Input
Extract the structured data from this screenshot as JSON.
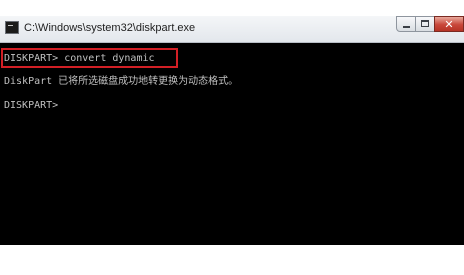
{
  "window": {
    "title": "C:\\Windows\\system32\\diskpart.exe",
    "icon": "console-icon",
    "controls": {
      "minimize_icon": "minimize-icon",
      "maximize_icon": "maximize-icon",
      "close_icon": "close-icon",
      "close_glyph": "✕"
    }
  },
  "console": {
    "lines": [
      "DISKPART> convert dynamic",
      "DiskPart 已将所选磁盘成功地转更换为动态格式。",
      "DISKPART>"
    ],
    "highlight_color": "#d21f25",
    "background_color": "#000000",
    "text_color": "#c0c0c0"
  }
}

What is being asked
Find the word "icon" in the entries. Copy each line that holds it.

Result of this exercise
    "icon": "console-icon",
      "minimize_icon": "minimize-icon",
      "maximize_icon": "maximize-icon",
      "close_icon": "close-icon",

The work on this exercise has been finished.